He did what a smart talk show guest should do, but rarely does - bypass the host and ask questions directly of other guests. In this case, he asked Dr. Richard Land (President of the Southern Baptist Ethics and Religious Liberty Commission) whether Southern voters saw Fred Thompson as a viable candidate and why.

He also did Tom Ashbrook one better, and when Ashbrook ignored one of his nuttier callers (he often does this) Boyer went out of his way to place her comments in a meaningful contexts - she was going on about US "sovereignty" and NAFTA and Boyer explained that she was a right-wing isolationist and gave a little perspective on that.

The callers were an interesting mix of New Yorkers, ex-New Yorkers and South Carolinians. These On Points become podcasts, right? You should listen.

The oddest part, though, was all the herding tomcats, making hay, fleas off a dead dog, neck of the woods folksy-ness. Each and every one of these phrases was used, and re-used in the first half hour, I swear. You could hear Boyer's accent, too, in phrases like "all that," "stuff" and "this is the guy."

At the beginning of the second half hour Tom Ashbrook identified Boyer as a "native of Mississippi."

The consensus on Boyer's article: there is none. Somewhere between "TMI," says newyorkette, and "Old Hat," says The Daily Intelligencer, New York magazine's blog. Hm.

Sunday, August 12, 2007

Toobin, Mishra and those "modern" marriages you read so much about

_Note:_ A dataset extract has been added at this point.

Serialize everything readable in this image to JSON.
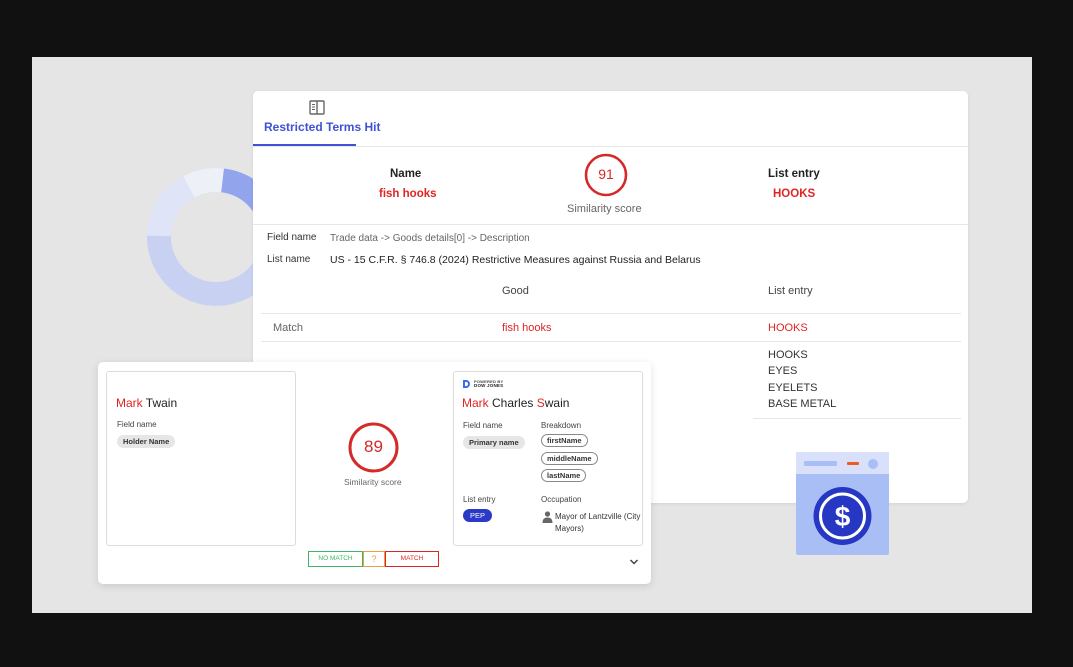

I'm reading the Diana biography, but I'll tell you about that later.

"Exit Wounds, The Legacy of Indian Partition" by (NYRB writer) Pankaj Mishra. In Aug 13.

Jeffrey Toobin's "Reporter at Large, An Unsolved Killing" on gun control and a creepy case of the lack of it. In Aug 6. The Waleses (not those Waleses, the Waleses in Toobin's piece) have an interesting family history, which drew me right in. The political stuff was just as interesting, but less well-written.

Something about both of these seemed to promise more than the article delivered. Though I'd recommend them both. Actually, the worst thing about Mishra's book review is the title. Maybe he should have traded with Toobin, like in one of those office gift exchanges. Like, the editor hands you a title and then later you swap.

One of the frustrating things about Mishra's piece is that the books under review get in the way of a good essay.

FYI, the illustration for Toobin's essay is the kind of thing I hate. The photograph for Mishra's book review is what it is. Which is a very complicated historical thing. Check it out, if you haven't yet.

Mishra's critical history actually offers more dish on the Mountbattens than Tina Brown's The Diana Chronicles. Which is less forthcoming about their open marriage and bisexual pleasures. For shame, Tina Brown.

And about that title, "Exit Wounds" - I feel like I've objected to literal/metaphoric uses of this phrase in the title of another recent New Yorker (or other) article. But I can't find it now. Does this ring a bell?

Wednesday, August 01, 2007

odd ducks, all

Two profiles of men with tough jobs. Neither gentleman seemed more dishonest than the job required, or, really, than any average co-worker. My two favorites from the July 30 issue.

Tad Friend does well in a serious "Letter from California, Dean of Death Row, The man who was Mr. San Quentin."

Remnick writes "Letter from Jerusalem, The Apostate, A Zionist politician loses faith in the future."

Also, Alex Ross is held as a paragon of arts reviewing, at the Determined Dilettante. But you know that I, for one, also have a fondness for Schjeldahl. Here's a peep at his "groovy sweaty" period. I had no idea.